      Top reader this weekScribe
      6 days ago

      Wow, one of the most original and interesting articles I have read on Readup. Lots to investigate and ponder. Acid Communism as an experiment in applied Hauntology - fascinating!

    • bill
      Top reader this weekTop reader of all timeScoutScribe
      1 week ago

      Hauntology is sometimes referred to as a “puncept” – if ontology is the study of what is, then its punning cousin is the study of what is not.

      Fascinating stuff. I keep reading about the loss of public imagination (again and again: dystopia) from many different angles. I have found myself becoming quite bored in political conversations that don’t involve some kind of “let’s imagine how everything could be different.”
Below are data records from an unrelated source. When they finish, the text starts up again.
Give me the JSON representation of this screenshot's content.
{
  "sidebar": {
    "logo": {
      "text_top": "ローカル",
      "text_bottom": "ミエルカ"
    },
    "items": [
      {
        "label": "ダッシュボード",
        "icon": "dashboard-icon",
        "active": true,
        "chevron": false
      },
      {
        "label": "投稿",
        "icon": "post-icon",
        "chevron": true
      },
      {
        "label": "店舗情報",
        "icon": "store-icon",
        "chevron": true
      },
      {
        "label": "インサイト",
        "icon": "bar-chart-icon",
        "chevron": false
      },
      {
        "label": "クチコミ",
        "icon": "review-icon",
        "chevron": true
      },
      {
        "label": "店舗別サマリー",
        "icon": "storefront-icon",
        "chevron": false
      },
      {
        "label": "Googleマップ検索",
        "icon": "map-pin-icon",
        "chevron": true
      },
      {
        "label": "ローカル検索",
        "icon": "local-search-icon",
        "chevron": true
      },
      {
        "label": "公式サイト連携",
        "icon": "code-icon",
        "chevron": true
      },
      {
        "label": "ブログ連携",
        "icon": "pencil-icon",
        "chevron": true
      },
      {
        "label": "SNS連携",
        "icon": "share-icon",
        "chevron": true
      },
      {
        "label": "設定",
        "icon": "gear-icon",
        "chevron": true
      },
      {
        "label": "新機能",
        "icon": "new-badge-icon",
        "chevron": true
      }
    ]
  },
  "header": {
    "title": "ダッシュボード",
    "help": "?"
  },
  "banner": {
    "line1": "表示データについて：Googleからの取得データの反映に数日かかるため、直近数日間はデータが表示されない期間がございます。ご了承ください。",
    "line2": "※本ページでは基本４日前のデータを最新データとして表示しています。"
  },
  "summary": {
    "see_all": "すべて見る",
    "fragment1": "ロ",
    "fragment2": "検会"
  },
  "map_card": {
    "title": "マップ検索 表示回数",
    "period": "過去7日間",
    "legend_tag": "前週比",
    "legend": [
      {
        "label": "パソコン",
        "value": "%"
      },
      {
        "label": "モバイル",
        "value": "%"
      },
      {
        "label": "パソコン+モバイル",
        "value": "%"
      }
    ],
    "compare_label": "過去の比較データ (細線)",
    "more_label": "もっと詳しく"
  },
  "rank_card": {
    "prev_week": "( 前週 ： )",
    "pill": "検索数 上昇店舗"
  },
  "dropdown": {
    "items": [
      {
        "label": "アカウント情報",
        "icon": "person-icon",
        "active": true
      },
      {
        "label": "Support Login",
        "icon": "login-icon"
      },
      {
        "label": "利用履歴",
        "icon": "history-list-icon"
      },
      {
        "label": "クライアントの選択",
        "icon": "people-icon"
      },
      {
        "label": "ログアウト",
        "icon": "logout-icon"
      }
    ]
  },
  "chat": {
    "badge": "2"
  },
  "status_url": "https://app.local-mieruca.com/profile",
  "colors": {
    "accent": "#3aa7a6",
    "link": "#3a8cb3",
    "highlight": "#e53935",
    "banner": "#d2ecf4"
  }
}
      It’s fascinating to consider that the advent of modern technology (meaning the web - basically, being able to see everything, at your fingertips, all day every day) created a cultural chasm, rather than an expansion of new ideas. Go figure: good ideas start from scratch. Are we not good at doing things from scratch these days?

    • jeff
      Top reader this weekReading streakScribe
      1 week ago

      Digging deep on vaporwave and what some have started to call the 21st century gothic aesthetic. The political aspects of this analysis don't necessarily resonate with me, but I acknowledge that they might be inextricably linked to the artistic manifestation. The contrast between British and American hauntology is super interesting and something I hadn't come across before. I've also never considered vaporwave as a sort of sub-genre of a broader hauntological category of music. I'm a huge Boards of Canada fan but never made that connection.

      There are a lot of interesting concepts here that I would be curious to hear others' thoughts on.

      Mark Fisher noted that since the 1990s “cultural time has folded back in on itself”.

      As someone who grew up in the 90's I certainly feel this but it's impossible to tell if this is something unique to our era or if every generation feels this way as they get older. Was the future really cancelled in the late 80's/early 90's or is it in a perpetual state of cancellation?

      I find the concept of technology materializing memory similarly interesting. Again, is this a historical constant or have we really reached a turning point? Will Gen Z feel nostalgic for 4k video when 8k is the norm? I find it hard to believe. The deltas seem to be getting smaller as we approach ubiquitous "retina" resolution. Except for fucking Zoom calls of course.

      • bill
        Top reader this weekTop reader of all timeScoutScribe
        1 week ago

        Great read. Interesting topic. I want to read some Mark Fisher. Never heard of him but now I’m interested.